The hygiene hypothesis proposes that several chronic inflammatory disorders (allergies, autoimmunity, inflammatory bowel disease) are increasing in prevalence in developed countries because a changing microbial environment has perturbed immunoregulatory circuits which normally terminate inflammatory responses. This effect is so prevalent that even disorders commonly not considered immune related, such as some stress-related psychiatric disorders, particularly depression and anxiety, are associated with markers of ongoing inflammation, even without any accompanying inflammatory disorder. It is probably no accident that some of the modern anti-depressants are known to have neuro-anti-inflammatory properties. Moreover, pro-inflammatory cytokines can induce depression, which is commonly seen in patients treated with interleukin-2 or interferon-a. Therefore, some psychiatric disorders in developed countries might be attributable to failure of immunoregulatory circuits to terminate ongoing inflammatory responses.

If one examines the epidiemiology of heart disease one finds an unexplained pro-inflammatory process at work. It is tempting to attribute it to the absence of benign infectious organisms and their anti-inflammatory immune regulatory properties.

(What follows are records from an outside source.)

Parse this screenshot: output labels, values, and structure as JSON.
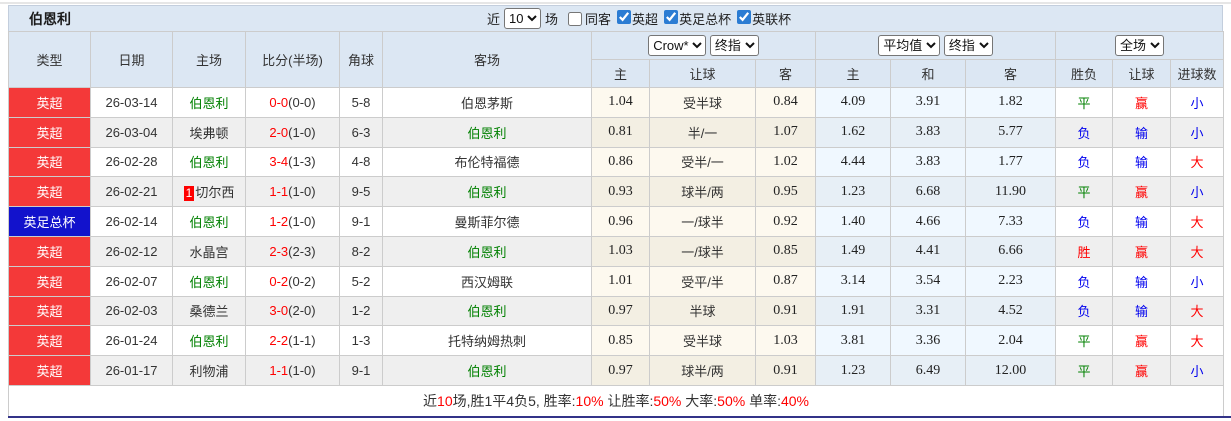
{
  "page": {
    "title": "伯恩利",
    "filter": {
      "near_label": "近",
      "match_count": "10",
      "games_label": "场",
      "same_venue_label": "同客",
      "leagues": [
        {
          "label": "英超",
          "checked": true
        },
        {
          "label": "英足总杯",
          "checked": true
        },
        {
          "label": "英联杯",
          "checked": true
        }
      ]
    }
  },
  "columns": {
    "left": [
      "类型",
      "日期",
      "主场",
      "比分(半场)",
      "角球",
      "客场"
    ],
    "odds_selects": [
      "Crow*",
      "终指"
    ],
    "odds_cols": [
      "主",
      "让球",
      "客"
    ],
    "avg_selects": [
      "平均值",
      "终指"
    ],
    "avg_cols": [
      "主",
      "和",
      "客"
    ],
    "result_select": "全场",
    "result_cols": [
      "胜负",
      "让球",
      "进球数"
    ]
  },
  "colors": {
    "league_premier": "#f43939",
    "league_facup": "#1212cc",
    "self_team_green": "#008000",
    "score_red": "#ff0000",
    "win_red": "#ff0000",
    "lose_blue": "#0000ee",
    "draw_green": "#008000",
    "header_bg": "#dce7f3",
    "odds_bg": "#fdf9ef",
    "avg_bg": "#f0f8ff"
  },
  "rows": [
    {
      "league": "英超",
      "league_type": "red",
      "date": "26-03-14",
      "home": "伯恩利",
      "home_self": true,
      "home_rank": "",
      "score": "0-0",
      "half": "(0-0)",
      "corner": "5-8",
      "away": "伯恩茅斯",
      "away_self": false,
      "odds": [
        "1.04",
        "受半球",
        "0.84"
      ],
      "avg": [
        "4.09",
        "3.91",
        "1.82"
      ],
      "results": [
        [
          "平",
          "green"
        ],
        [
          "赢",
          "red"
        ],
        [
          "小",
          "blue"
        ]
      ]
    },
    {
      "league": "英超",
      "league_type": "red",
      "date": "26-03-04",
      "home": "埃弗顿",
      "home_self": false,
      "home_rank": "",
      "score": "2-0",
      "half": "(1-0)",
      "corner": "6-3",
      "away": "伯恩利",
      "away_self": true,
      "odds": [
        "0.81",
        "半/一",
        "1.07"
      ],
      "avg": [
        "1.62",
        "3.83",
        "5.77"
      ],
      "results": [
        [
          "负",
          "blue"
        ],
        [
          "输",
          "blue"
        ],
        [
          "小",
          "blue"
        ]
      ]
    },
    {
      "league": "英超",
      "league_type": "red",
      "date": "26-02-28",
      "home": "伯恩利",
      "home_self": true,
      "home_rank": "",
      "score": "3-4",
      "half": "(1-3)",
      "corner": "4-8",
      "away": "布伦特福德",
      "away_self": false,
      "odds": [
        "0.86",
        "受半/一",
        "1.02"
      ],
      "avg": [
        "4.44",
        "3.83",
        "1.77"
      ],
      "results": [
        [
          "负",
          "blue"
        ],
        [
          "输",
          "blue"
        ],
        [
          "大",
          "red"
        ]
      ]
    },
    {
      "league": "英超",
      "league_type": "red",
      "date": "26-02-21",
      "home": "切尔西",
      "home_self": false,
      "home_rank": "1",
      "score": "1-1",
      "half": "(1-0)",
      "corner": "9-5",
      "away": "伯恩利",
      "away_self": true,
      "odds": [
        "0.93",
        "球半/两",
        "0.95"
      ],
      "avg": [
        "1.23",
        "6.68",
        "11.90"
      ],
      "results": [
        [
          "平",
          "green"
        ],
        [
          "赢",
          "red"
        ],
        [
          "小",
          "blue"
        ]
      ]
    },
    {
      "league": "英足总杯",
      "league_type": "blue",
      "date": "26-02-14",
      "home": "伯恩利",
      "home_self": true,
      "home_rank": "",
      "score": "1-2",
      "half": "(1-0)",
      "corner": "9-1",
      "away": "曼斯菲尔德",
      "away_self": false,
      "odds": [
        "0.96",
        "一/球半",
        "0.92"
      ],
      "avg": [
        "1.40",
        "4.66",
        "7.33"
      ],
      "results": [
        [
          "负",
          "blue"
        ],
        [
          "输",
          "blue"
        ],
        [
          "大",
          "red"
        ]
      ]
    },
    {
      "league": "英超",
      "league_type": "red",
      "date": "26-02-12",
      "home": "水晶宫",
      "home_self": false,
      "home_rank": "",
      "score": "2-3",
      "half": "(2-3)",
      "corner": "8-2",
      "away": "伯恩利",
      "away_self": true,
      "odds": [
        "1.03",
        "一/球半",
        "0.85"
      ],
      "avg": [
        "1.49",
        "4.41",
        "6.66"
      ],
      "results": [
        [
          "胜",
          "red"
        ],
        [
          "赢",
          "red"
        ],
        [
          "大",
          "red"
        ]
      ]
    },
    {
      "league": "英超",
      "league_type": "red",
      "date": "26-02-07",
      "home": "伯恩利",
      "home_self": true,
      "home_rank": "",
      "score": "0-2",
      "half": "(0-2)",
      "corner": "5-2",
      "away": "西汉姆联",
      "away_self": false,
      "odds": [
        "1.01",
        "受平/半",
        "0.87"
      ],
      "avg": [
        "3.14",
        "3.54",
        "2.23"
      ],
      "results": [
        [
          "负",
          "blue"
        ],
        [
          "输",
          "blue"
        ],
        [
          "小",
          "blue"
        ]
      ]
    },
    {
      "league": "英超",
      "league_type": "red",
      "date": "26-02-03",
      "home": "桑德兰",
      "home_self": false,
      "home_rank": "",
      "score": "3-0",
      "half": "(2-0)",
      "corner": "1-2",
      "away": "伯恩利",
      "away_self": true,
      "odds": [
        "0.97",
        "半球",
        "0.91"
      ],
      "avg": [
        "1.91",
        "3.31",
        "4.52"
      ],
      "results": [
        [
          "负",
          "blue"
        ],
        [
          "输",
          "blue"
        ],
        [
          "大",
          "red"
        ]
      ]
    },
    {
      "league": "英超",
      "league_type": "red",
      "date": "26-01-24",
      "home": "伯恩利",
      "home_self": true,
      "home_rank": "",
      "score": "2-2",
      "half": "(1-1)",
      "corner": "1-3",
      "away": "托特纳姆热刺",
      "away_self": false,
      "odds": [
        "0.85",
        "受半球",
        "1.03"
      ],
      "avg": [
        "3.81",
        "3.36",
        "2.04"
      ],
      "results": [
        [
          "平",
          "green"
        ],
        [
          "赢",
          "red"
        ],
        [
          "大",
          "red"
        ]
      ]
    },
    {
      "league": "英超",
      "league_type": "red",
      "date": "26-01-17",
      "home": "利物浦",
      "home_self": false,
      "home_rank": "",
      "score": "1-1",
      "half": "(1-0)",
      "corner": "9-1",
      "away": "伯恩利",
      "away_self": true,
      "odds": [
        "0.97",
        "球半/两",
        "0.91"
      ],
      "avg": [
        "1.23",
        "6.49",
        "12.00"
      ],
      "results": [
        [
          "平",
          "green"
        ],
        [
          "赢",
          "red"
        ],
        [
          "小",
          "blue"
        ]
      ]
    }
  ],
  "footer_segments": [
    {
      "text": "近",
      "red": false
    },
    {
      "text": "10",
      "red": true
    },
    {
      "text": "场,胜1平4负5, 胜率:",
      "red": false
    },
    {
      "text": "10%",
      "red": true
    },
    {
      "text": " 让胜率:",
      "red": false
    },
    {
      "text": "50%",
      "red": true
    },
    {
      "text": " 大率:",
      "red": false
    },
    {
      "text": "50%",
      "red": true
    },
    {
      "text": " 单率:",
      "red": false
    },
    {
      "text": "40%",
      "red": true
    }
  ]
}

The hygiene hypothesis holds enormous potential to explain almost every, if not every, "modern" disease involving immune dysregulation or inflammation.